AVAILABLE RECORDS Start Marker

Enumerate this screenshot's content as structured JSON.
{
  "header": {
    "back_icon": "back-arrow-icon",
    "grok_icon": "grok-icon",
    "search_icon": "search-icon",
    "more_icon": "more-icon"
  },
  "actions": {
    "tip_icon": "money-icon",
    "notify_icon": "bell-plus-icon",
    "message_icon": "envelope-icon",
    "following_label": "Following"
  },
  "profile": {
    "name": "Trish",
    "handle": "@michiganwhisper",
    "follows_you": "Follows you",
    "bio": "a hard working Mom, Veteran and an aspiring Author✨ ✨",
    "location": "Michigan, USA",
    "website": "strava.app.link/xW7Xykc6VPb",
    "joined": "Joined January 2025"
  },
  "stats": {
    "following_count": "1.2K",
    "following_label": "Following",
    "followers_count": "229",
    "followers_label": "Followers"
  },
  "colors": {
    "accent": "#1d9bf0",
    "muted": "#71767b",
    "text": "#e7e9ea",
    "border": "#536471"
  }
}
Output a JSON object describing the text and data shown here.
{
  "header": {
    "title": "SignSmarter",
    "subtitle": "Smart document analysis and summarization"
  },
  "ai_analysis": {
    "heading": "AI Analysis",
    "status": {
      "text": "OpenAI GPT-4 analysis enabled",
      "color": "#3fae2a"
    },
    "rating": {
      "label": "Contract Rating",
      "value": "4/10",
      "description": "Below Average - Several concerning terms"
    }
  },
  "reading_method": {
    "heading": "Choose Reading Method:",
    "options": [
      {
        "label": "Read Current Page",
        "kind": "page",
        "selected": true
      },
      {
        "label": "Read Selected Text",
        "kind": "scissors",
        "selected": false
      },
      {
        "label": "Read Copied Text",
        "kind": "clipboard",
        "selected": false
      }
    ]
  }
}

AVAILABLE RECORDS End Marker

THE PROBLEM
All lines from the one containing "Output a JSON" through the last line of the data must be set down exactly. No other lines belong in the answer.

SOLUTION BELOW
Output a JSON object describing the text and data shown here.
{
  "header": {
    "title": "SignSmarter",
    "subtitle": "Smart document analysis and summarization"
  },
  "ai_analysis": {
    "heading": "AI Analysis",
    "status": {
      "text": "OpenAI GPT-4 analysis enabled",
      "color": "#3fae2a"
    },
    "rating": {
      "label": "Contract Rating",
      "value": "4/10",
      "description": "Below Average - Several concerning terms"
    }
  },
  "reading_method": {
    "heading": "Choose Reading Method:",
    "options": [
      {
        "label": "Read Current Page",
        "kind": "page",
        "selected": true
      },
      {
        "label": "Read Selected Text",
        "kind": "scissors",
        "selected": false
      },
      {
        "label": "Read Copied Text",
        "kind": "clipboard",
        "selected": false
      }
    ]
  }
}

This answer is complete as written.